It is unusually cold here today. The morning was in the 40s. After breakfast its out to the flight line.

I took off the cowls of the plane and quickly a small crowd gathered around the plane checking it out. The day turned out to be windy and cool .

Over 65 canards showed up. Lots of new faces, lots of people asking all sorts of questions of me. Apparently I must be a sort of go-to kind of guy for tech stuff. Just call me Yoda. I really enjoy sharing what I have learned over the years.

Ed and and Sue Richards. Great firends.

The work I did on the bird turned out to be a BIG hit. This is one of a kind plane for sure and with a new paint job and interior, it will be show stopping LongEZ. It is the most technologically advanced LongEZ in the world and I am almost positive the fastest one in the world. I am glad I had the chance to work on it even though I cant wait to deliver it and move on to other projects. As much as I liked building her, I definitely I like wiring the best. Wiring in a plane is the brains and nervous system of the bird. After a plane is built ANYONE can fix the engine, and fuselage, but if the wiring is mess up you have MAJOR problems. One can spend endless hours trouble shooting the problem. Most can do good glass work, but I see very little outstanding wiring work. It is complex and mystifying to most. I find it challenging and artistic in some ways. If I ever work on a plane again for someone else I will ONLY do the wiring aspect of it. I’ll leave the engine and glass work to someone else

After lunch in the tent, I check out the plane flown by my cabin mates, Gram and Mary were late arriving in RR due to a radio issue. They asked me to check it out and found the radio connection had come loose from the panel because a wrong retaining ring was used. Why their mechanic or radio shop didn’t see this is beyond me. I did a quick field repair and life was good again. They can now use it on the way back to Texas.

Had a wonderful day with my friends. I love coming to this event because it is canard….only canards.

Oct 03 2011

Day 1… LA or bust: Leaving Charleston

Well, I headed out to Rough River, KY for my airshow early this morning.

After washing the bird, I filed my IFR plan and took off, climbing to 4000 ft due to head winds. I had 40 kts on the nose.

After passing Columbia, had to climb to 8,000 ft with a 52 kt head wind to get across the Smokey Mountains. Yikes! I was cruising 180 kts plus yet my ground speed was about 126 kts. Wow, I had flown my plane I would have been going as fast as a car on the ground. It took about 3.5 hrs to get to RR which is close to 45 minutes longer than I had planned for.

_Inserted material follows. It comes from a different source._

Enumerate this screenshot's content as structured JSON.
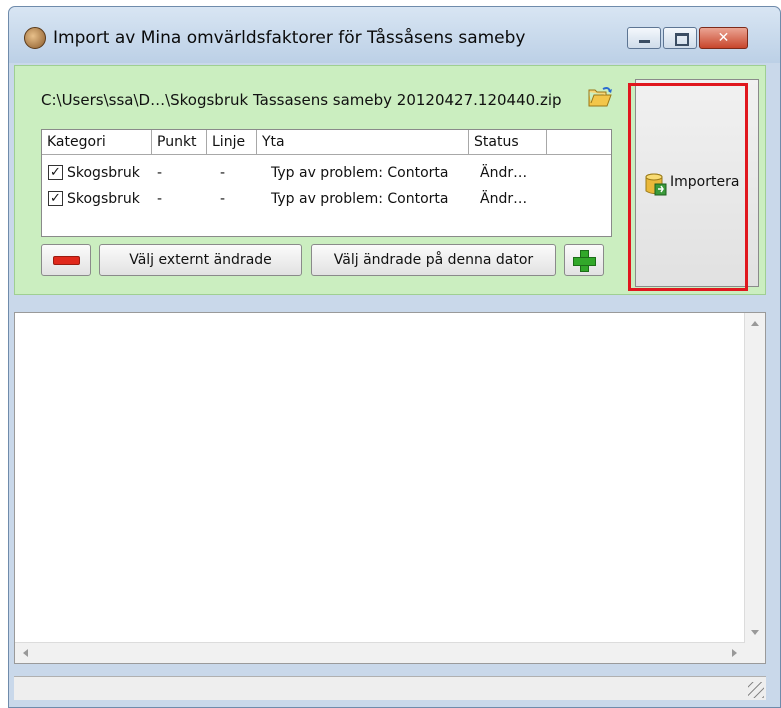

After overflying the airport at 200 kts (just for fun), it was a smooth landing, parking the plane and chatting with people when I saw a Glass Air 3 take off. What a beautiful sounding engine. I assumed it must be a 6 cylinder Lycoming. The owner did a quick flyby when it happened. Weird popping sounds from the engine. He turned around on down wind, trying to make the airport, kept on going losing altitude and crashed. A huge fireball about .5 miles from the end of the runway. Crashed into a hotel. …more details…

You know, I was sort of numb to it. Watched the plane, saw it descend, knew it was going to crash, fireball.

Later that night, in bed thinking about it all I realized the reason it didnt have a visceral effect on my is that the fireball looked just like the fireballs you see at Oshkosh during the warbird re-enactment. Boom, fireball. Maybe too, I didnt know the guy, only saw the plane taxiing and was not emotionally connected.

He had built the plane and used a corvette engine it it (hence the smooth sound) and a funky redrive. Apparently the reduction drive decoupled the engine from the prop and he no thrust. I have never liked auto engines in plane and have NEVER seen a successful installation. Heavy, problem prone, troublesome. In almost all cases the builder eventually installs a Lycoming or Continental engine and begins to enjoy his plane. Why in the hell would you want to fly an experimental plane with a REALLY experimental engine? Isn’t one enough?

Off to dinner with friends and beer with my buddies. Life goes on.